at our table and begins, gently, to weep.
Sometimes, he says, eating makes me cry.
Read on for two more poems from Courtney after the jump…
I Row Against
At a place by the Plazoleta de Cortazar,
where (he remembers) the pizza once was good,
I am yelling at my friend.
A young man turns to stare.
Beneath my breath I mutter,
mi amigo es sordo! but
that’s not the only reason I shout.
Though it’s true, mi amigo no me oye,
mi amigo has also been ranting
long and wrong about some old poet
y no me gusta. Like this piss-poor pizza –
dry dough, fake cheese, weak sauce –
I think my old friend misremembers
the old-school old boy who shed
wives and kids whenever they claimed
their own places in his space.
It’s no use lying about that now.
When my friend says I’m stupid
I begin to shout. Por que
mi amigo no escucha y
because I have just this life
and midway through it I am weary.
Far from home and surrounded
by someone else’s language,
I search words for sustenance.
This morning, from the dead, Orozco told me:
Little one, you’re born again.
You ought to go on growing…
Olga said not all the bread that’s offered is meant for me.
Olga said sometimes we are surrounded by the deaf and so
I will shout I will.
Teaching My Brother to Eat
Where we’re from, there wasn’t much
in the way of sustenance.
Chocolate cherries were secreted in bedroom drawers
while kitchen cabinets remained bare.
Laden with ashtrays and bills,
our table had no room for food.
We ate what we could,
on the fly: Little Debbie’s Oatmeal Pies;
plastic-wrapped cheese; free lunches from school.
Women from church brought brown bags of charity,
and we ate grapes from coffee mugs,
marveling at the fruit and our good fortune.
Somehow, we grew.

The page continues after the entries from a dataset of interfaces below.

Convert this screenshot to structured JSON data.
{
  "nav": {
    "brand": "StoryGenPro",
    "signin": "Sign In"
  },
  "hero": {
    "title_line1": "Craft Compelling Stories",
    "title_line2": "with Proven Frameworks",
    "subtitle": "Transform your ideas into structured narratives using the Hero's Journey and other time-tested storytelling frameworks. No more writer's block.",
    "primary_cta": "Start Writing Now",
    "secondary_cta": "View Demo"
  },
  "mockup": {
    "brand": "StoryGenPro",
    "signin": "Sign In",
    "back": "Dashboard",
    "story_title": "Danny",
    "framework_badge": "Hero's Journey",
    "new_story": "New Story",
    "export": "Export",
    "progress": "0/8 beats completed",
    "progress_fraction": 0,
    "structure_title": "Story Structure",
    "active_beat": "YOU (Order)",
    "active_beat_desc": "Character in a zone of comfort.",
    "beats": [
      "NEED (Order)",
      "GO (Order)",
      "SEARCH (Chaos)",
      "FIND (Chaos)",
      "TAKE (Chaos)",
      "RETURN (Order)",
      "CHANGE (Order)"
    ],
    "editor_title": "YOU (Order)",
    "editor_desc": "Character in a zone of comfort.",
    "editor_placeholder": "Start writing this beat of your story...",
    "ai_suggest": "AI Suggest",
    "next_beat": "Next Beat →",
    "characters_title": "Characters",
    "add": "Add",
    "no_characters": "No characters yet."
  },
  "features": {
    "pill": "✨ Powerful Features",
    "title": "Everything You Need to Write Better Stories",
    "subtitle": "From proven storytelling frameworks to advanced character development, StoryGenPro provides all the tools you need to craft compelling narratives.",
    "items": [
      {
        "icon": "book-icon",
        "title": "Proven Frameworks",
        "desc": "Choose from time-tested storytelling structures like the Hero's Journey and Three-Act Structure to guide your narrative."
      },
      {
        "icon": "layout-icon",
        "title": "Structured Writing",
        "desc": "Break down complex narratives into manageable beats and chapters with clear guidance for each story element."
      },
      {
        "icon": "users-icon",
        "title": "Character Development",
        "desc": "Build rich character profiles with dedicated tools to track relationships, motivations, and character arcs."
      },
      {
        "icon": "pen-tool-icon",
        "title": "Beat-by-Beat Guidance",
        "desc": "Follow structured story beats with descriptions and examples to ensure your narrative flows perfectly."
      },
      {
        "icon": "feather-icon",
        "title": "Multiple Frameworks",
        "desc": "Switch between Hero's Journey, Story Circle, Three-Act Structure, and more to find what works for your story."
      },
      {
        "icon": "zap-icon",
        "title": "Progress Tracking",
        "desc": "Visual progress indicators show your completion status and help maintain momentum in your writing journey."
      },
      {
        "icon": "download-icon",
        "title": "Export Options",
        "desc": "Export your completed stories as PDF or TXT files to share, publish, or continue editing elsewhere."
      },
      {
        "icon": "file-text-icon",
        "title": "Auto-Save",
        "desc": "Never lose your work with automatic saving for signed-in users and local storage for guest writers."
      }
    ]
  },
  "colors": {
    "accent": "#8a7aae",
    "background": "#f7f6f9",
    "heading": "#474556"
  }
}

Much later,
I met my brother again.
I was the fat one; he the lean.
My brother wondered aloud
what he’d look like with
some weight. He had been thin so long.
It was hard to imagine him full.
He preferred fast food now,
eaten sweet and alone after a smoke,
whereas I had a developed a habit of taking time
to cultivate a starter and let the leaven rise.
I offered my brother my bread.
He eats it. He asks for more. He asks for butter. He asks for honey.
We sat across a bare secondhand table
eating from thrift store plates.
He asked me not to watch him eat.
I closed my eyes and heard
spoon against glass jar,
reaching for more honey.
I tried not to let him see me smile.
This went on for years.
My brother’s emaciation faded
only stubbornly, and slow.
He developed love for bread and honey.
Teaching him to eat,
I learned to wait, and wait.
About Courtney: Courtney Hudak is a poet, attorney, third-generation single mother, and troublemaker. Her writing is eclectic and so are the places she’s been published, which include Swivel Magazine, King County Metro’s Poetry on Buses program, and the forthcoming anthology, Ghosts of Seattle Past. She lives in Seattle with her family.